Organizations around the globe that follow or certify to ISO standards are already well-equipped to evaluate and mitigate risks within their organizations. But how can security professionals go about identifying those risks? And how can organizations and professionals in charge of asset protection and liabilities across an enterprise ensure success when implementing risk-based ISO standards?

Using enterprise security risk management (ESRM) as starting point can be helpful for enterprise security leaders and organizations as a whole. ESRM can serve as an umbrella to help organizations pinpoint those specific risks defined in the ISO standard and focus on the details that come from ISO, whether ISO 27001 for information security management, ISO 27701 for privacy data management, or any other ISO standard.

Implementing ESRM methodology is a particularly helpful way for security professionals to increase success factors when an organization is implementing risk-based ISO standards, says Lisa DuBrock, CPP, managing partner at Radian Compliance. During a presentation given at this year’s GSX+ virtual event, DuBrock and Lynette Rowe, business unit manager at National Quality Assurance tackled the tie in of how ESRM can support organizations in whatever phase of their risk-based ISO standard journey they are on.

Rowe identified four ways in which ISO certification supports the principles of ESRM during the presentation:

  1. Using ESRM methodology supports the systematic approach to risk-based thinking. It ensures that risk of each process and each activity is considered when establishing, implementing and maintaining a management system.
  2. Risks are very explicit in ISO and using ESRM methodology can help leaders identify those risks.
  3. Risk-based thinking such as ESRM ensures risk is considered from the beginning and throughout: this means during the assessment analysis process, along with the monitoring and evaluation process.
  4. ESRM makes preventative action part of strategic and operational planning.

With ISO 27001 and 27701, these standards address specific risks to an organization, in this case having to do with information security and privacy management. ESRM can help aid organizations in identifying those details and pinpointing those risks specific to the ISO standard. In other words, ESRM methodology can help an organization increase the success of its risk mitigation by properly assessing, communicating about, and following through on risks unique to each organization.

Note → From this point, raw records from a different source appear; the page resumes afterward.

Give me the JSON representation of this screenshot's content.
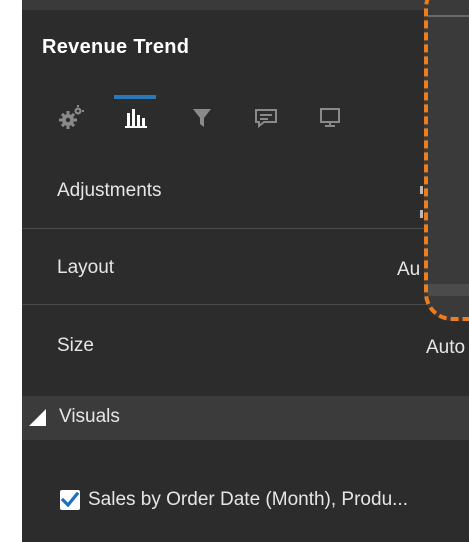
{
  "panel": {
    "title": "Revenue Trend",
    "tabs": [
      {
        "icon": "gear-icon",
        "active": false
      },
      {
        "icon": "bar-chart-icon",
        "active": true
      },
      {
        "icon": "filter-icon",
        "active": false
      },
      {
        "icon": "comment-icon",
        "active": false
      },
      {
        "icon": "presentation-icon",
        "active": false
      }
    ],
    "rows": [
      {
        "label": "Adjustments",
        "value": ""
      },
      {
        "label": "Layout",
        "value": "Au"
      },
      {
        "label": "Size",
        "value": "Auto"
      }
    ],
    "section": {
      "title": "Visuals",
      "items": [
        {
          "label": "Sales by Order Date (Month), Produ...",
          "checked": true
        }
      ]
    }
  },
  "colors": {
    "panel_bg": "#2c2c2c",
    "accent": "#2b78b8",
    "highlight_dash": "#ef7d1e"
  }
}
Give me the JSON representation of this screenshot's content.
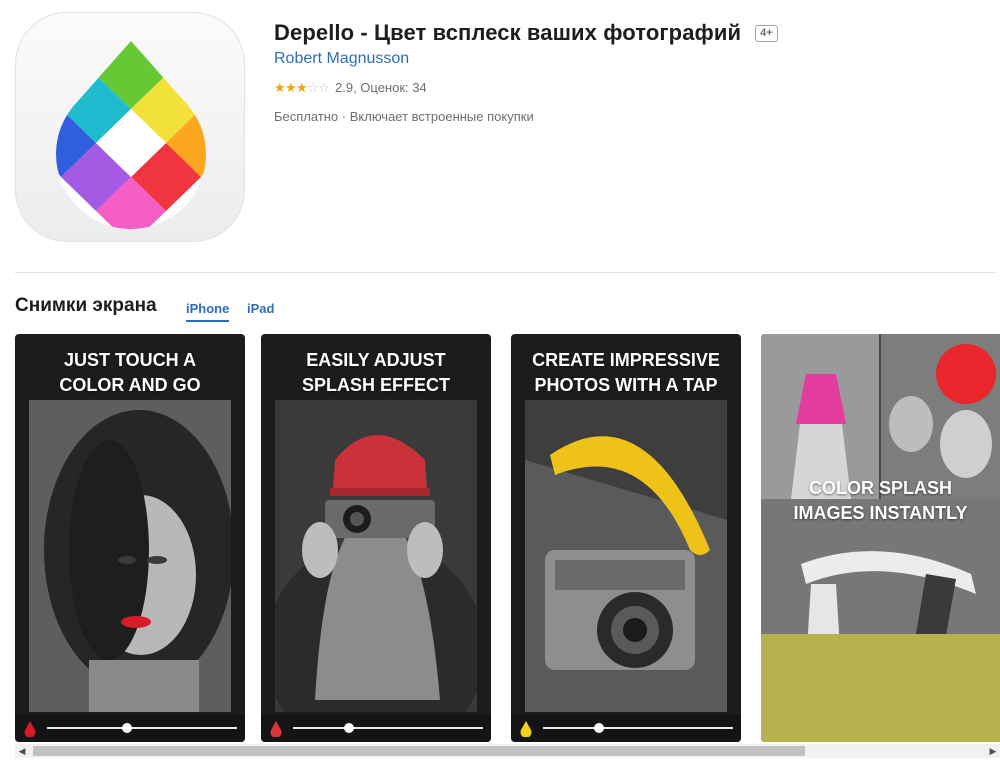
{
  "app": {
    "title": "Depello - Цвет всплеск ваших фотографий",
    "age_rating": "4+",
    "developer": "Robert Magnusson",
    "rating_text": "2.9, Оценок: 34",
    "stars": [
      1,
      1,
      1,
      0,
      0
    ],
    "price_text": "Бесплатно · Включает встроенные покупки",
    "icon_name": "depello-color-drop-icon"
  },
  "screenshots": {
    "title": "Снимки экрана",
    "tabs": [
      {
        "label": "iPhone",
        "selected": true
      },
      {
        "label": "iPad",
        "selected": false
      }
    ],
    "items": [
      {
        "caption_line1": "JUST TOUCH A",
        "caption_line2": "COLOR AND GO",
        "accent": "#d81c27",
        "slider_value": 0.43
      },
      {
        "caption_line1": "EASILY ADJUST",
        "caption_line2": "SPLASH EFFECT",
        "accent": "#d8343a",
        "slider_value": 0.28
      },
      {
        "caption_line1": "CREATE IMPRESSIVE",
        "caption_line2": "PHOTOS WITH A TAP",
        "accent": "#f4d21c",
        "slider_value": 0.28
      },
      {
        "caption_line1": "COLOR SPLASH",
        "caption_line2": "IMAGES INSTANTLY",
        "accent": "#f2d640"
      }
    ]
  },
  "colors": {
    "link": "#2b6fb6",
    "star": "#f0a500"
  }
}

Taking a strategic approach to risk allows an organization to find risk and move forward to increase resiliency, ensure business continuity and mitigate risks as they come about.

And perhaps that’s one of the most important lessons that DuBrock and Rowe addressed during their webinar: the fact that ESRM, along with ISO standards, are not finite, end goals for an organization. Rather they are both about continual improvement at their cores, which is perhaps why they complement one another so well.

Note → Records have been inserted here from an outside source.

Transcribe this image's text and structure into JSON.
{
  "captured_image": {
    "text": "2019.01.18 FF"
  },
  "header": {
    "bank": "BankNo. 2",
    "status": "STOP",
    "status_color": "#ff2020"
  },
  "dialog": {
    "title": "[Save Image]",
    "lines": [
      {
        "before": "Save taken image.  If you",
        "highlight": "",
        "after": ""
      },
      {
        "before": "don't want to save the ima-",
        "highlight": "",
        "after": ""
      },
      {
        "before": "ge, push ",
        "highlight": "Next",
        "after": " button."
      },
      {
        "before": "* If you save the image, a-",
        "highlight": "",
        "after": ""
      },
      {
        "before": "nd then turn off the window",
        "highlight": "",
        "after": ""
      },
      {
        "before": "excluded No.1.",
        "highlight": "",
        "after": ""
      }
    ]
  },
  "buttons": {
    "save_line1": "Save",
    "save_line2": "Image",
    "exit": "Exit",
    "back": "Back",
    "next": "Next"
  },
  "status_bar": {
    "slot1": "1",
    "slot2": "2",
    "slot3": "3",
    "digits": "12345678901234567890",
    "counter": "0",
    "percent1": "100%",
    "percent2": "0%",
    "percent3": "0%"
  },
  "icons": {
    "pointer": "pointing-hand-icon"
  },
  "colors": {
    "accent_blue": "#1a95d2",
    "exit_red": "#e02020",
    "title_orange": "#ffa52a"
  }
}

“ISO gives you a baseline to determine how to mitigate your risks. It’s not all-encompassing. You can take the baseline of ISO, use it, make sure you have it in place and know that you can always expand it,” DuBrock says. “ISO is never about perfection; it’s always about continual improvement and that’s what ESRM is about as well.”